Stored records
>>>>

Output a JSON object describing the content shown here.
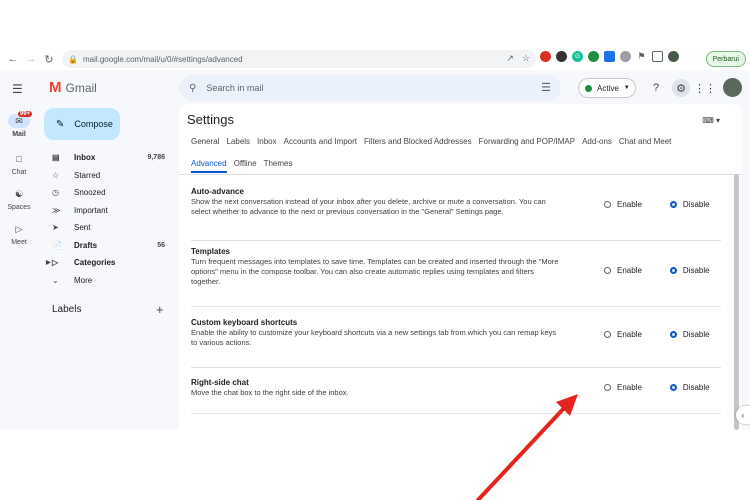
{
  "browser": {
    "url": "mail.google.com/mail/u/0/#settings/advanced",
    "profile_label": "Perbarui"
  },
  "app": {
    "name": "Gmail",
    "search_placeholder": "Search in mail",
    "status": "Active"
  },
  "rail": {
    "mail": "Mail",
    "mail_badge": "99+",
    "chat": "Chat",
    "spaces": "Spaces",
    "meet": "Meet"
  },
  "sidebar": {
    "compose": "Compose",
    "items": [
      {
        "label": "Inbox",
        "count": "9,786",
        "icon": "inbox-icon"
      },
      {
        "label": "Starred",
        "count": "",
        "icon": "star-icon"
      },
      {
        "label": "Snoozed",
        "count": "",
        "icon": "clock-icon"
      },
      {
        "label": "Important",
        "count": "",
        "icon": "important-icon"
      },
      {
        "label": "Sent",
        "count": "",
        "icon": "send-icon"
      },
      {
        "label": "Drafts",
        "count": "56",
        "icon": "draft-icon"
      },
      {
        "label": "Categories",
        "count": "",
        "icon": "label-icon"
      },
      {
        "label": "More",
        "count": "",
        "icon": "chevron-down-icon"
      }
    ],
    "labels_heading": "Labels"
  },
  "settings": {
    "title": "Settings",
    "tabs_row1": [
      "General",
      "Labels",
      "Inbox",
      "Accounts and Import",
      "Filters and Blocked Addresses",
      "Forwarding and POP/IMAP",
      "Add-ons",
      "Chat and Meet"
    ],
    "tabs_row2": [
      "Advanced",
      "Offline",
      "Themes"
    ],
    "rows": [
      {
        "title": "Auto-advance",
        "desc": "Show the next conversation instead of your inbox after you delete, archive or mute a conversation. You can select whether to advance to the next or previous conversation in the \"General\" Settings page.",
        "enable": "Enable",
        "disable": "Disable"
      },
      {
        "title": "Templates",
        "desc": "Turn frequent messages into templates to save time. Templates can be created and inserted through the \"More options\" menu in the compose toolbar. You can also create automatic replies using templates and filters together.",
        "enable": "Enable",
        "disable": "Disable"
      },
      {
        "title": "Custom keyboard shortcuts",
        "desc": "Enable the ability to customize your keyboard shortcuts via a new settings tab from which you can remap keys to various actions.",
        "enable": "Enable",
        "disable": "Disable"
      },
      {
        "title": "Right-side chat",
        "desc": "Move the chat box to the right side of the inbox.",
        "enable": "Enable",
        "disable": "Disable"
      }
    ]
  },
  "colors": {
    "accent": "#0b57d0",
    "arrow": "#e8231e",
    "compose_bg": "#c2e7ff"
  }
}
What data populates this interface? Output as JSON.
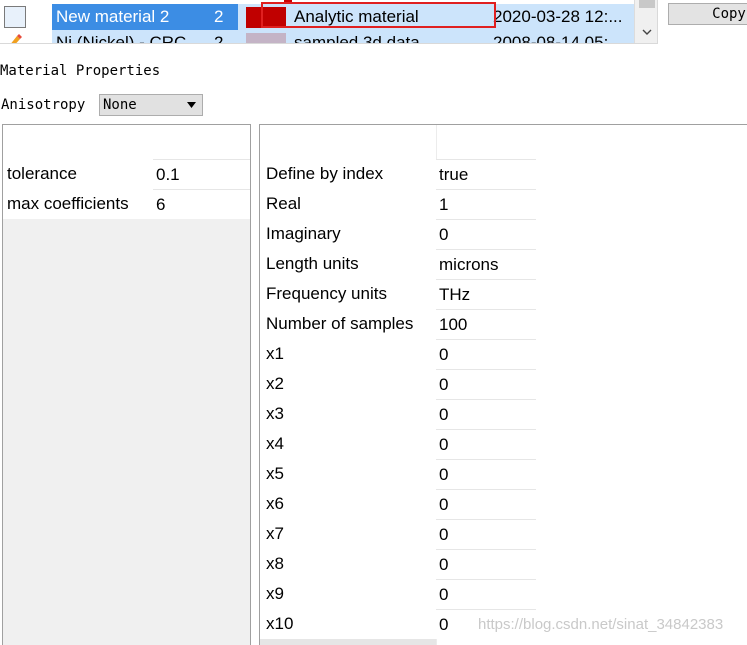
{
  "materials": [
    {
      "name": "New material 2",
      "id": "2",
      "color": "#c00000",
      "type": "Analytic material",
      "date": "2020-03-28 12:...",
      "selected": true
    },
    {
      "name": "Ni (Nickel) - CRC",
      "id": "2",
      "color": "#c4b4c6",
      "type": "sampled 3d data",
      "date": "2008-08-14 05:",
      "selected": false
    }
  ],
  "copy_button": "Copy",
  "properties": {
    "title": "Material Properties",
    "anisotropy_label": "Anisotropy",
    "anisotropy_value": "None"
  },
  "left_panel": [
    {
      "key": "tolerance",
      "value": "0.1"
    },
    {
      "key": "max coefficients",
      "value": "6"
    }
  ],
  "right_panel": [
    {
      "key": "Define by index",
      "value": "true"
    },
    {
      "key": "Real",
      "value": "1"
    },
    {
      "key": "Imaginary",
      "value": "0"
    },
    {
      "key": "Length units",
      "value": "microns"
    },
    {
      "key": "Frequency units",
      "value": "THz"
    },
    {
      "key": "Number of samples",
      "value": "100"
    },
    {
      "key": "x1",
      "value": "0"
    },
    {
      "key": "x2",
      "value": "0"
    },
    {
      "key": "x3",
      "value": "0"
    },
    {
      "key": "x4",
      "value": "0"
    },
    {
      "key": "x5",
      "value": "0"
    },
    {
      "key": "x6",
      "value": "0"
    },
    {
      "key": "x7",
      "value": "0"
    },
    {
      "key": "x8",
      "value": "0"
    },
    {
      "key": "x9",
      "value": "0"
    },
    {
      "key": "x10",
      "value": "0"
    }
  ],
  "watermark": "https://blog.csdn.net/sinat_34842383",
  "colors": {
    "selection": "#3c8de4",
    "selection_light": "#cce4fb",
    "highlight_border": "#e02020"
  }
}
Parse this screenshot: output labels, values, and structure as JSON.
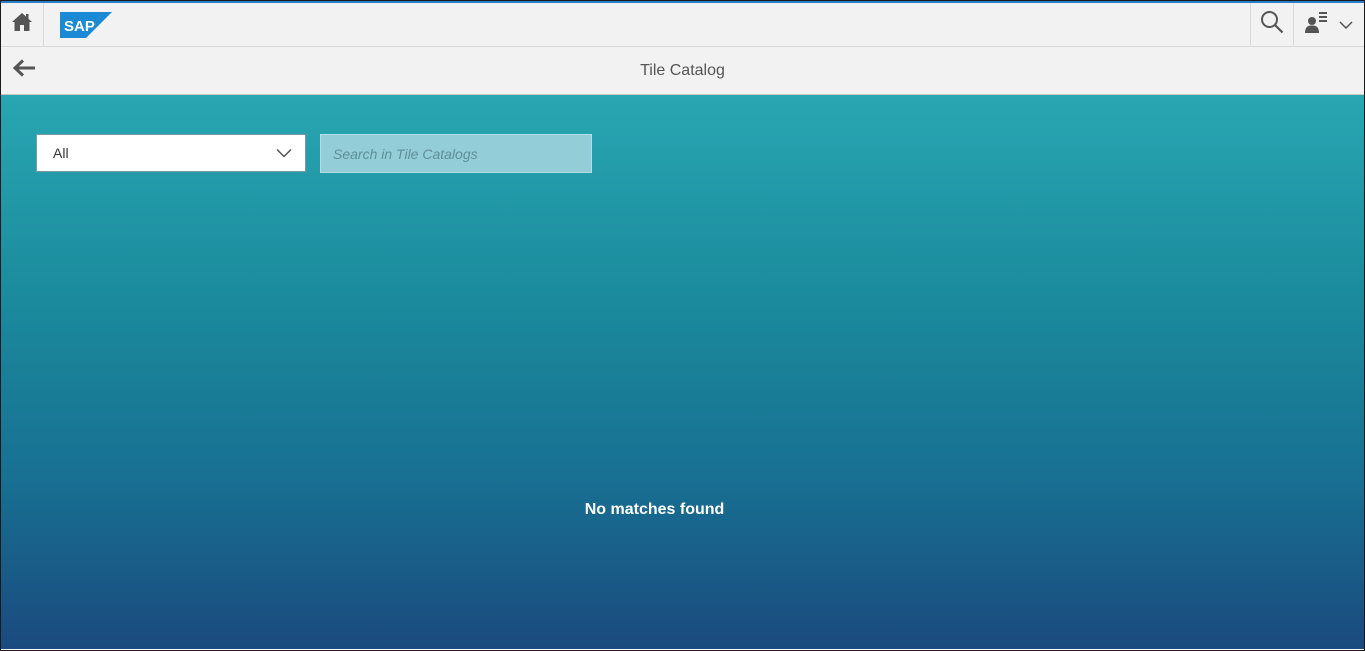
{
  "shell": {
    "home_icon": "home-icon",
    "logo_text": "SAP",
    "search_icon": "search-icon",
    "user_icon": "user-menu-icon",
    "dropdown_icon": "chevron-down-icon",
    "accent_color": "#2a7dc8"
  },
  "header": {
    "back_icon": "arrow-left-icon",
    "title": "Tile Catalog"
  },
  "filters": {
    "catalog_select_value": "All",
    "search_placeholder": "Search in Tile Catalogs"
  },
  "content": {
    "empty_message": "No matches found",
    "gradient_top": "#29a6b2",
    "gradient_bottom": "#1a4a7e"
  }
}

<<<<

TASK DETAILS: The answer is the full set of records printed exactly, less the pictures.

OUTPUT BELOW:
Output a JSON object describing the content shown here.
{
  "browser": {
    "url": "mail.google.com/mail/u/0/#settings/advanced",
    "profile_label": "Perbarui"
  },
  "app": {
    "name": "Gmail",
    "search_placeholder": "Search in mail",
    "status": "Active"
  },
  "rail": {
    "mail": "Mail",
    "mail_badge": "99+",
    "chat": "Chat",
    "spaces": "Spaces",
    "meet": "Meet"
  },
  "sidebar": {
    "compose": "Compose",
    "items": [
      {
        "label": "Inbox",
        "count": "9,786",
        "icon": "inbox-icon"
      },
      {
        "label": "Starred",
        "count": "",
        "icon": "star-icon"
      },
      {
        "label": "Snoozed",
        "count": "",
        "icon": "clock-icon"
      },
      {
        "label": "Important",
        "count": "",
        "icon": "important-icon"
      },
      {
        "label": "Sent",
        "count": "",
        "icon": "send-icon"
      },
      {
        "label": "Drafts",
        "count": "56",
        "icon": "draft-icon"
      },
      {
        "label": "Categories",
        "count": "",
        "icon": "label-icon"
      },
      {
        "label": "More",
        "count": "",
        "icon": "chevron-down-icon"
      }
    ],
    "labels_heading": "Labels"
  },
  "settings": {
    "title": "Settings",
    "tabs_row1": [
      "General",
      "Labels",
      "Inbox",
      "Accounts and Import",
      "Filters and Blocked Addresses",
      "Forwarding and POP/IMAP",
      "Add-ons",
      "Chat and Meet"
    ],
    "tabs_row2": [
      "Advanced",
      "Offline",
      "Themes"
    ],
    "rows": [
      {
        "title": "Auto-advance",
        "desc": "Show the next conversation instead of your inbox after you delete, archive or mute a conversation. You can select whether to advance to the next or previous conversation in the \"General\" Settings page.",
        "enable": "Enable",
        "disable": "Disable"
      },
      {
        "title": "Templates",
        "desc": "Turn frequent messages into templates to save time. Templates can be created and inserted through the \"More options\" menu in the compose toolbar. You can also create automatic replies using templates and filters together.",
        "enable": "Enable",
        "disable": "Disable"
      },
      {
        "title": "Custom keyboard shortcuts",
        "desc": "Enable the ability to customize your keyboard shortcuts via a new settings tab from which you can remap keys to various actions.",
        "enable": "Enable",
        "disable": "Disable"
      },
      {
        "title": "Right-side chat",
        "desc": "Move the chat box to the right side of the inbox.",
        "enable": "Enable",
        "disable": "Disable"
      }
    ]
  },
  "colors": {
    "accent": "#0b57d0",
    "arrow": "#e8231e",
    "compose_bg": "#c2e7ff"
  }
}
What data populates this interface? Output as JSON.
{
  "materials": [
    {
      "name": "New material 2",
      "id": "2",
      "color": "#c00000",
      "type": "Analytic material",
      "date": "2020-03-28 12:...",
      "selected": true
    },
    {
      "name": "Ni (Nickel) - CRC",
      "id": "2",
      "color": "#c4b4c6",
      "type": "sampled 3d data",
      "date": "2008-08-14 05:",
      "selected": false
    }
  ],
  "copy_button": "Copy",
  "properties": {
    "title": "Material Properties",
    "anisotropy_label": "Anisotropy",
    "anisotropy_value": "None"
  },
  "left_panel": [
    {
      "key": "tolerance",
      "value": "0.1"
    },
    {
      "key": "max coefficients",
      "value": "6"
    }
  ],
  "right_panel": [
    {
      "key": "Define by index",
      "value": "true"
    },
    {
      "key": "Real",
      "value": "1"
    },
    {
      "key": "Imaginary",
      "value": "0"
    },
    {
      "key": "Length units",
      "value": "microns"
    },
    {
      "key": "Frequency units",
      "value": "THz"
    },
    {
      "key": "Number of samples",
      "value": "100"
    },
    {
      "key": "x1",
      "value": "0"
    },
    {
      "key": "x2",
      "value": "0"
    },
    {
      "key": "x3",
      "value": "0"
    },
    {
      "key": "x4",
      "value": "0"
    },
    {
      "key": "x5",
      "value": "0"
    },
    {
      "key": "x6",
      "value": "0"
    },
    {
      "key": "x7",
      "value": "0"
    },
    {
      "key": "x8",
      "value": "0"
    },
    {
      "key": "x9",
      "value": "0"
    },
    {
      "key": "x10",
      "value": "0"
    }
  ],
  "watermark": "https://blog.csdn.net/sinat_34842383",
  "colors": {
    "selection": "#3c8de4",
    "selection_light": "#cce4fb",
    "highlight_border": "#e02020"
  }
}
Parse this screenshot: output labels, values, and structure as JSON.
{
  "shell": {
    "home_icon": "home-icon",
    "logo_text": "SAP",
    "search_icon": "search-icon",
    "user_icon": "user-menu-icon",
    "dropdown_icon": "chevron-down-icon",
    "accent_color": "#2a7dc8"
  },
  "header": {
    "back_icon": "arrow-left-icon",
    "title": "Tile Catalog"
  },
  "filters": {
    "catalog_select_value": "All",
    "search_placeholder": "Search in Tile Catalogs"
  },
  "content": {
    "empty_message": "No matches found",
    "gradient_top": "#29a6b2",
    "gradient_bottom": "#1a4a7e"
  }
}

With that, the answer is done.